Website and app data records:
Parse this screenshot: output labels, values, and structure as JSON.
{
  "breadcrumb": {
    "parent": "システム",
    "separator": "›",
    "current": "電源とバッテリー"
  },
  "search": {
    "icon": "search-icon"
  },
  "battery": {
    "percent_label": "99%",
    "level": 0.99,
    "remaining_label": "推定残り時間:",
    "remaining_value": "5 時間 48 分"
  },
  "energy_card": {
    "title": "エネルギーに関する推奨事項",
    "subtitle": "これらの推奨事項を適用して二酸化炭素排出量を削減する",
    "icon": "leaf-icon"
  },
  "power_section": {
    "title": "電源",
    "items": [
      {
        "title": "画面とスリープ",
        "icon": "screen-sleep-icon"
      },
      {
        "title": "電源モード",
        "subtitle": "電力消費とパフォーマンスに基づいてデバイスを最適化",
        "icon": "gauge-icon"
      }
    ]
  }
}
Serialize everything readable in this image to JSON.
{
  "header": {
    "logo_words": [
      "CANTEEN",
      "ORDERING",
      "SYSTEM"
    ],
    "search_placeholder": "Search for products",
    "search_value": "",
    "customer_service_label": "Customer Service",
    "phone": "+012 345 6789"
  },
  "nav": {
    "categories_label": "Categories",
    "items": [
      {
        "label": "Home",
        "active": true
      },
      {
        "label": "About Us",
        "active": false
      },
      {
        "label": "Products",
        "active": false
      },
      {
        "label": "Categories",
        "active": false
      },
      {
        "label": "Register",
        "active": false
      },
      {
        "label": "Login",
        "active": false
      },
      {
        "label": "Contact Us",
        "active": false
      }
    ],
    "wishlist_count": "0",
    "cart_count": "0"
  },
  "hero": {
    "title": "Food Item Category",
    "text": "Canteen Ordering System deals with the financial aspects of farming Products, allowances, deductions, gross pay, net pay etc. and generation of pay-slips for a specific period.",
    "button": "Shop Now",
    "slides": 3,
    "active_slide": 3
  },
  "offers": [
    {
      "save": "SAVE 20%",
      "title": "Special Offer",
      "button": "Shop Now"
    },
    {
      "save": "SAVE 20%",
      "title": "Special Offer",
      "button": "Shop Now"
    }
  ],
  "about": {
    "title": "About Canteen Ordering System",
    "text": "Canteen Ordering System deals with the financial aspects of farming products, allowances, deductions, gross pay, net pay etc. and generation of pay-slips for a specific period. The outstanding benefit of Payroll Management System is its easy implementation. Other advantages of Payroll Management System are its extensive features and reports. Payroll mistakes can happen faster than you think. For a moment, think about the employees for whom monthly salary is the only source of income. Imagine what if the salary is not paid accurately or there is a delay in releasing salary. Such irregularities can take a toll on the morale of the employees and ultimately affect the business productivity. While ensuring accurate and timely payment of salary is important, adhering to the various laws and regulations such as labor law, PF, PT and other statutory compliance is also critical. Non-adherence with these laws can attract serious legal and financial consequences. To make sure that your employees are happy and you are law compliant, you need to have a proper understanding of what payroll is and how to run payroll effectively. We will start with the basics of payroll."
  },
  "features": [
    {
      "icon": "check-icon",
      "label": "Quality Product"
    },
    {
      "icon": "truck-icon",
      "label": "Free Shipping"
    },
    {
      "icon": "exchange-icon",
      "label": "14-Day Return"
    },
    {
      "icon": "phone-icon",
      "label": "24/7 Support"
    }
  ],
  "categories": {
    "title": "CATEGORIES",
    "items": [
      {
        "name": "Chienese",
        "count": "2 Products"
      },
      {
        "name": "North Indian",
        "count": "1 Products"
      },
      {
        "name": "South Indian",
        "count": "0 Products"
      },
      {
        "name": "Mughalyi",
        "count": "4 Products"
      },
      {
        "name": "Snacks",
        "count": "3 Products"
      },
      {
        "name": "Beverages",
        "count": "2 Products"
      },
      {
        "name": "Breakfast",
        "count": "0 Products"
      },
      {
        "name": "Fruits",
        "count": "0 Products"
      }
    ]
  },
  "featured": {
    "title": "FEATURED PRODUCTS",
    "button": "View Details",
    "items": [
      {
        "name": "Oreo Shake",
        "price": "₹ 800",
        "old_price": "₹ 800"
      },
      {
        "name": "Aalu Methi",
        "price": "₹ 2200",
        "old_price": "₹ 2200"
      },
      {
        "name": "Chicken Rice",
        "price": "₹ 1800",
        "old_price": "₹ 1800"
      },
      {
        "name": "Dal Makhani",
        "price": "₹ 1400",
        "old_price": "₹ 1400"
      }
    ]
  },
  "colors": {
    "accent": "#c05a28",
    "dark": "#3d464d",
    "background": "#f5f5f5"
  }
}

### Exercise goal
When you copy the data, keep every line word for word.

### Response box
Parse this screenshot: output labels, values, and structure as JSON.
{
  "breadcrumb": {
    "parent": "システム",
    "separator": "›",
    "current": "電源とバッテリー"
  },
  "search": {
    "icon": "search-icon"
  },
  "battery": {
    "percent_label": "99%",
    "level": 0.99,
    "remaining_label": "推定残り時間:",
    "remaining_value": "5 時間 48 分"
  },
  "energy_card": {
    "title": "エネルギーに関する推奨事項",
    "subtitle": "これらの推奨事項を適用して二酸化炭素排出量を削減する",
    "icon": "leaf-icon"
  },
  "power_section": {
    "title": "電源",
    "items": [
      {
        "title": "画面とスリープ",
        "icon": "screen-sleep-icon"
      },
      {
        "title": "電源モード",
        "subtitle": "電力消費とパフォーマンスに基づいてデバイスを最適化",
        "icon": "gauge-icon"
      }
    ]
  }
}
Serialize everything readable in this image to JSON.
{
  "header": {
    "logo_words": [
      "CANTEEN",
      "ORDERING",
      "SYSTEM"
    ],
    "search_placeholder": "Search for products",
    "search_value": "",
    "customer_service_label": "Customer Service",
    "phone": "+012 345 6789"
  },
  "nav": {
    "categories_label": "Categories",
    "items": [
      {
        "label": "Home",
        "active": true
      },
      {
        "label": "About Us",
        "active": false
      },
      {
        "label": "Products",
        "active": false
      },
      {
        "label": "Categories",
        "active": false
      },
      {
        "label": "Register",
        "active": false
      },
      {
        "label": "Login",
        "active": false
      },
      {
        "label": "Contact Us",
        "active": false
      }
    ],
    "wishlist_count": "0",
    "cart_count": "0"
  },
  "hero": {
    "title": "Food Item Category",
    "text": "Canteen Ordering System deals with the financial aspects of farming Products, allowances, deductions, gross pay, net pay etc. and generation of pay-slips for a specific period.",
    "button": "Shop Now",
    "slides": 3,
    "active_slide": 3
  },
  "offers": [
    {
      "save": "SAVE 20%",
      "title": "Special Offer",
      "button": "Shop Now"
    },
    {
      "save": "SAVE 20%",
      "title": "Special Offer",
      "button": "Shop Now"
    }
  ],
  "about": {
    "title": "About Canteen Ordering System",
    "text": "Canteen Ordering System deals with the financial aspects of farming products, allowances, deductions, gross pay, net pay etc. and generation of pay-slips for a specific period. The outstanding benefit of Payroll Management System is its easy implementation. Other advantages of Payroll Management System are its extensive features and reports. Payroll mistakes can happen faster than you think. For a moment, think about the employees for whom monthly salary is the only source of income. Imagine what if the salary is not paid accurately or there is a delay in releasing salary. Such irregularities can take a toll on the morale of the employees and ultimately affect the business productivity. While ensuring accurate and timely payment of salary is important, adhering to the various laws and regulations such as labor law, PF, PT and other statutory compliance is also critical. Non-adherence with these laws can attract serious legal and financial consequences. To make sure that your employees are happy and you are law compliant, you need to have a proper understanding of what payroll is and how to run payroll effectively. We will start with the basics of payroll."
  },
  "features": [
    {
      "icon": "check-icon",
      "label": "Quality Product"
    },
    {
      "icon": "truck-icon",
      "label": "Free Shipping"
    },
    {
      "icon": "exchange-icon",
      "label": "14-Day Return"
    },
    {
      "icon": "phone-icon",
      "label": "24/7 Support"
    }
  ],
  "categories": {
    "title": "CATEGORIES",
    "items": [
      {
        "name": "Chienese",
        "count": "2 Products"
      },
      {
        "name": "North Indian",
        "count": "1 Products"
      },
      {
        "name": "South Indian",
        "count": "0 Products"
      },
      {
        "name": "Mughalyi",
        "count": "4 Products"
      },
      {
        "name": "Snacks",
        "count": "3 Products"
      },
      {
        "name": "Beverages",
        "count": "2 Products"
      },
      {
        "name": "Breakfast",
        "count": "0 Products"
      },
      {
        "name": "Fruits",
        "count": "0 Products"
      }
    ]
  },
  "featured": {
    "title": "FEATURED PRODUCTS",
    "button": "View Details",
    "items": [
      {
        "name": "Oreo Shake",
        "price": "₹ 800",
        "old_price": "₹ 800"
      },
      {
        "name": "Aalu Methi",
        "price": "₹ 2200",
        "old_price": "₹ 2200"
      },
      {
        "name": "Chicken Rice",
        "price": "₹ 1800",
        "old_price": "₹ 1800"
      },
      {
        "name": "Dal Makhani",
        "price": "₹ 1400",
        "old_price": "₹ 1400"
      }
    ]
  },
  "colors": {
    "accent": "#c05a28",
    "dark": "#3d464d",
    "background": "#f5f5f5"
  }
}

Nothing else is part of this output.